THE COURT OF SESSION is to hear evidence today that the Board of the Cromarty Firth Port Authority (CFPA) have been taking ‘legally flawed’ decisions.
Scotland’s highest civil court will hear arguments that the Scottish Government acted outside its legal powers when it relaxed rules under which the CFPA chooses its Board of Directors.
The case is casting doubt over the rights of the port authority to implement risky ship-to-ship oil transfers on the Moray Firth – and has prompted a call from Highlands and Islands MSP John Finnie for the plans to be dropped.
Since December groups in Moray and throughout the Highlands have been campaigning against the request by the CFPA to establish the controversial transfers, arguing that doing so would put much of the Moray coastline in grave danger from oil spills and contamination. An application for a licence to establish the transfers is currently under consideration by the Maritime and Coastguard Agency (MCA).
Mr Finnie insists that it is now unclear whether the CFPA was legally competent to apply for the license to conduct ship-to-ship oil transfer operations, and has written to the MCA, asking them to suspend consideration of the application until it can be shown that the request was legal.
The MSP said: “It is already clear that the proposal to pump oil between ships in the open sea, away from the security of the harbourside, is an unacceptable threat to the priceless ecosystem of the Moray Firth, including its iconic dolphins, porpoises and whales, and puts the Firth’s fishing and tourism industries at risk. Now it emerges that the application for the oil transfer license may not even be legal.
“We cannot pre-empt how the Court of Session will rule on this issue. As long as any suggestion exists that CFPA is improperly constituted then no decision as serious as the ship-to-ship application can reasonably go ahead.
“The application process must be suspended at least until the legal status of the Port Authority is settled.”

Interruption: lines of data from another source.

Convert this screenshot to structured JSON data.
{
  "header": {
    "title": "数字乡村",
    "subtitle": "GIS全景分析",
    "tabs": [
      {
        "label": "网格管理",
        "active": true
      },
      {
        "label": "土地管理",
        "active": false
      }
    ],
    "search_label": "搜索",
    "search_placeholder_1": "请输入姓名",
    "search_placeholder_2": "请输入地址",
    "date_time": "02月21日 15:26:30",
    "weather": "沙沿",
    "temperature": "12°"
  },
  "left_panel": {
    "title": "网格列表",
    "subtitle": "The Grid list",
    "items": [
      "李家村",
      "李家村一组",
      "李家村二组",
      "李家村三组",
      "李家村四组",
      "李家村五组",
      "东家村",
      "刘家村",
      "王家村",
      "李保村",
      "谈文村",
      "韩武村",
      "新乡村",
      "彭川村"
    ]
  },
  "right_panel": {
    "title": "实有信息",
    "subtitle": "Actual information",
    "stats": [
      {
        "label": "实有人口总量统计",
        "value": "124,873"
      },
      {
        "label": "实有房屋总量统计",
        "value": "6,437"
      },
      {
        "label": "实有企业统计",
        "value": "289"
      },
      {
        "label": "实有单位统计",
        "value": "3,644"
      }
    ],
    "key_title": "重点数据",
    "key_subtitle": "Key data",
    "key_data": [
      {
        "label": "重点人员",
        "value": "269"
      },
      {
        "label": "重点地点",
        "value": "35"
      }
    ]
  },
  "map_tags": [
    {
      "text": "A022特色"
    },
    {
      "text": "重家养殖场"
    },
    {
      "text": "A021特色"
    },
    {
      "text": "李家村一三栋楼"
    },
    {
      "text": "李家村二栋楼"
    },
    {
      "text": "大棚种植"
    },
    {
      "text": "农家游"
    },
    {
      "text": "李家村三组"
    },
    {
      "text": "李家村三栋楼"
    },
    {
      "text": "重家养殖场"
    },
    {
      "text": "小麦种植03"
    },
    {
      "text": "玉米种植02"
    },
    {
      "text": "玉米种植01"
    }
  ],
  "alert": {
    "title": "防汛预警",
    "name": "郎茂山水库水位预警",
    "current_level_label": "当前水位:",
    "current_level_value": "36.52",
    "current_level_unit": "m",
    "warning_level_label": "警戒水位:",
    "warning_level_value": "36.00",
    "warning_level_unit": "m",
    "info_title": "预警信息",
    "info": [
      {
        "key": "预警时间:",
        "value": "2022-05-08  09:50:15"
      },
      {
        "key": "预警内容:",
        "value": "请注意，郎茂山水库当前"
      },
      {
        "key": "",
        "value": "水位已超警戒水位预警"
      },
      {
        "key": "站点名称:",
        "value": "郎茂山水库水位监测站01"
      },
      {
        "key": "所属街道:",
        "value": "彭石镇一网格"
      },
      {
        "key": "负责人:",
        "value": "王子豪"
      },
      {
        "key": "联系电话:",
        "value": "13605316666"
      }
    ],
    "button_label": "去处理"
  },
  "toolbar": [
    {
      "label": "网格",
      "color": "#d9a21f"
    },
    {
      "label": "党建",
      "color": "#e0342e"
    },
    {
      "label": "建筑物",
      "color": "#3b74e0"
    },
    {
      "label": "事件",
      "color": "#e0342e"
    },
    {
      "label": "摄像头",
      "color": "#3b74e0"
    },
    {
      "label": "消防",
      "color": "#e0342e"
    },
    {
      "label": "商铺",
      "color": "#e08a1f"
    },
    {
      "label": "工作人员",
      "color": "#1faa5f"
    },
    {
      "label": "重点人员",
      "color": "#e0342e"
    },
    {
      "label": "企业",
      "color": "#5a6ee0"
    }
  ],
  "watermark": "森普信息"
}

Mr Finnie’s ‘Save Our Dolphins’ campaign has drawn support from over 3700 members of the public through his online petition.